_Assignment_
Where a line in the listing contains the string "selected", copy that line out.

_Working data_
####################

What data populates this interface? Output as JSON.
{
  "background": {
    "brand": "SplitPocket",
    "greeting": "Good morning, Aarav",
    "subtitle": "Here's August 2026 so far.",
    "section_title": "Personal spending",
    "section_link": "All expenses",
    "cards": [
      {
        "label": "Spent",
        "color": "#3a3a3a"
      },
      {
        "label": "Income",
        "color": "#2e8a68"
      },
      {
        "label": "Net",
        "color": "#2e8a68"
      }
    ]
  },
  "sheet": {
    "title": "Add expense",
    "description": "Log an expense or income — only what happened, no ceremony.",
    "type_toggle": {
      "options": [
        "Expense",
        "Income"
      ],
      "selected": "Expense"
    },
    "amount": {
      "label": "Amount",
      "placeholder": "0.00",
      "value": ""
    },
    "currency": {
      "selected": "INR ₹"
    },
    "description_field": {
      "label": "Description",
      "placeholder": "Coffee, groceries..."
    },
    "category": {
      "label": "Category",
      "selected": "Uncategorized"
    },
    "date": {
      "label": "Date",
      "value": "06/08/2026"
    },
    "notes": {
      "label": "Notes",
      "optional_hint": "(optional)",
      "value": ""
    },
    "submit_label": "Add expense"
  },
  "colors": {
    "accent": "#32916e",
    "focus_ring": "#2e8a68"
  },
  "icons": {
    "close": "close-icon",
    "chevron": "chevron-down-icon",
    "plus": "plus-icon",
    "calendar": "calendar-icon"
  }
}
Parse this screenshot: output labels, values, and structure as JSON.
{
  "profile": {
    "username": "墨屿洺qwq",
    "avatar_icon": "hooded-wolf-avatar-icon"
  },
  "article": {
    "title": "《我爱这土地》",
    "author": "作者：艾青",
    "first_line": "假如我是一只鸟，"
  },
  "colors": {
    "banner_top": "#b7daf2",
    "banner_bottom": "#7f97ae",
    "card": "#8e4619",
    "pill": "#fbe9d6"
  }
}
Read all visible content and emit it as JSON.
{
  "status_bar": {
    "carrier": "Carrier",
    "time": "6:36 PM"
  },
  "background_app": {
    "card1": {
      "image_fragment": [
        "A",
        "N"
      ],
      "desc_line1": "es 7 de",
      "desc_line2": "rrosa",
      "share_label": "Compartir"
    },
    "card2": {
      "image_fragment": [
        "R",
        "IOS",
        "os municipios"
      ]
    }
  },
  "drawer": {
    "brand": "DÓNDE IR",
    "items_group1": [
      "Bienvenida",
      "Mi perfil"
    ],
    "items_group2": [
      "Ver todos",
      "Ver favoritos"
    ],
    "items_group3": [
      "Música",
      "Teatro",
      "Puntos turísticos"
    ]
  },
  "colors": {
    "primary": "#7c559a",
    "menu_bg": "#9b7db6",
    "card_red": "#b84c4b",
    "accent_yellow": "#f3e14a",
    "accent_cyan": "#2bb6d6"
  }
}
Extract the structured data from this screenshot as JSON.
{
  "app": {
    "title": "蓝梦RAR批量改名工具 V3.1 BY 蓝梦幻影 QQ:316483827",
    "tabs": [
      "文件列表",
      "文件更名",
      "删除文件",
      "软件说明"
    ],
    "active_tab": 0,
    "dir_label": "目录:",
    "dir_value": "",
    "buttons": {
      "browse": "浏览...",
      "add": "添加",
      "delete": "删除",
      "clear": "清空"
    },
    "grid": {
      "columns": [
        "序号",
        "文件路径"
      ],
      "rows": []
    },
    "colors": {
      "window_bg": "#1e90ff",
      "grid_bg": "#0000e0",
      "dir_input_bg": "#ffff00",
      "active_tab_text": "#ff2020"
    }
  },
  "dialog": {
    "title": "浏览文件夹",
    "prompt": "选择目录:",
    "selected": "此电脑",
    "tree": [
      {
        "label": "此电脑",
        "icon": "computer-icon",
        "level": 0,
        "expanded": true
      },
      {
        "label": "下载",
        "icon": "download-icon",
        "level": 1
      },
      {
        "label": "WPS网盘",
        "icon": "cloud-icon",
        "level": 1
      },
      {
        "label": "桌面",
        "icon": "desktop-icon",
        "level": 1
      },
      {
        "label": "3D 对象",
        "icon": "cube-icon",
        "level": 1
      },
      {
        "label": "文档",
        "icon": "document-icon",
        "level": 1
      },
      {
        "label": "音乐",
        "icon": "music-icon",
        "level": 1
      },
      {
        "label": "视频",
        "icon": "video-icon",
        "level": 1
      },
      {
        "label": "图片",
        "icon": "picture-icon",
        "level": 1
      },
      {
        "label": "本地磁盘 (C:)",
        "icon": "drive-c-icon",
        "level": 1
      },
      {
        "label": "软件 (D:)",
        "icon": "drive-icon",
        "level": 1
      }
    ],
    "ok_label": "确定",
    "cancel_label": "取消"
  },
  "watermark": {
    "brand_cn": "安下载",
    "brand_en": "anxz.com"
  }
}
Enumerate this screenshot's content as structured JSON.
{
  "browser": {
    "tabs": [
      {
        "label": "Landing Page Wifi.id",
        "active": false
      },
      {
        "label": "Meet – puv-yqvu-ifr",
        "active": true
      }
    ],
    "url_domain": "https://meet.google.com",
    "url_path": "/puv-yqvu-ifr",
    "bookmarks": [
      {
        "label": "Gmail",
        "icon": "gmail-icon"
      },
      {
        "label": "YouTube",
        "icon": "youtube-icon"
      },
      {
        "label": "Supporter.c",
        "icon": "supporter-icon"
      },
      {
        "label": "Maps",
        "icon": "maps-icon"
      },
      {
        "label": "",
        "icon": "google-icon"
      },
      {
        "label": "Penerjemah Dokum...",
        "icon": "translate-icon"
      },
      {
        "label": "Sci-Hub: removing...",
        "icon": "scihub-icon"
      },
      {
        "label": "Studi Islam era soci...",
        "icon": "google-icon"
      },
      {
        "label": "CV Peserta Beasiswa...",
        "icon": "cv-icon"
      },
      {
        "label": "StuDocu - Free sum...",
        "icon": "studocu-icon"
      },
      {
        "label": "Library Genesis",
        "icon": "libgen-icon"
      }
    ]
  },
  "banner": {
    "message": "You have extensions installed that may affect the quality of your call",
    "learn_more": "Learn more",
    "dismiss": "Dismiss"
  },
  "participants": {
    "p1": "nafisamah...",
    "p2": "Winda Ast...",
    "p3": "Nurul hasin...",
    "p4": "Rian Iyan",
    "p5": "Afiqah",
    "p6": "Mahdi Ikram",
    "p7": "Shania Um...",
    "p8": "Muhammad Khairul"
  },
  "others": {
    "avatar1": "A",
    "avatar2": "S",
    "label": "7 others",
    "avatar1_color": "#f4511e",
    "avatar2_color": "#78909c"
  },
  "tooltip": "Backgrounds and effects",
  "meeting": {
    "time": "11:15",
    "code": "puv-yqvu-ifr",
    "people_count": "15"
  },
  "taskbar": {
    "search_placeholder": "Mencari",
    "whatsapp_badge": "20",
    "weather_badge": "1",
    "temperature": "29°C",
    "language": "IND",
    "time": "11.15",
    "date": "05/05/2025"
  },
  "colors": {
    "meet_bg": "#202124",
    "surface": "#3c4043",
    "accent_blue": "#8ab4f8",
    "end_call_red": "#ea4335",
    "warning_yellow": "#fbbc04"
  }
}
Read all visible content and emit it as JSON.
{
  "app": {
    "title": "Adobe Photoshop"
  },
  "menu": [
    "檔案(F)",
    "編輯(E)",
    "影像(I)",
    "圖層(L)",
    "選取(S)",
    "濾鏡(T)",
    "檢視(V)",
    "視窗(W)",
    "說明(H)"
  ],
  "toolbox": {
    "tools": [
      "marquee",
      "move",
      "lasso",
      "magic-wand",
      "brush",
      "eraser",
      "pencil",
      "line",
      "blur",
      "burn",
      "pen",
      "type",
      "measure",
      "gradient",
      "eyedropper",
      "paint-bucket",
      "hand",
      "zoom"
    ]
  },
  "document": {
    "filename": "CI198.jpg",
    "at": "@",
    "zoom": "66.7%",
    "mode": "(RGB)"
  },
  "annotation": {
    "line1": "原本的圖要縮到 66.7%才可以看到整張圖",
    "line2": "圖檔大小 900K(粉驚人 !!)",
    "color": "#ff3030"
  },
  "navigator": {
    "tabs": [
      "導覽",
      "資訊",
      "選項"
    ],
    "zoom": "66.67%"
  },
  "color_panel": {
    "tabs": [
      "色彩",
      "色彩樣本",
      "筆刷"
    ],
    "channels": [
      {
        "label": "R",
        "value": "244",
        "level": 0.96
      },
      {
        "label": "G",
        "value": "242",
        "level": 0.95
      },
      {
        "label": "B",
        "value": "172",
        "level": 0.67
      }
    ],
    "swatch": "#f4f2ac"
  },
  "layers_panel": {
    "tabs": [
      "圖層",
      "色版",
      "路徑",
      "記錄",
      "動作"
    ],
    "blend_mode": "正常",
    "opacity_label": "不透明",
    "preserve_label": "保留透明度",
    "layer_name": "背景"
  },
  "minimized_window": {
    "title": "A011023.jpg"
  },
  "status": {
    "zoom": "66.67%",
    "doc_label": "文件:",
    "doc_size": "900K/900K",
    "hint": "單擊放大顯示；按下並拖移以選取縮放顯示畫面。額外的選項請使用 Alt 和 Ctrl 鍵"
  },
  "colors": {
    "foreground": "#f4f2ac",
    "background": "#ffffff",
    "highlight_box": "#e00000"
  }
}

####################

_The completed task_
      "selected": "Expense"
      "selected": "INR ₹"
      "selected": "Uncategorized"
    "selected": "此电脑",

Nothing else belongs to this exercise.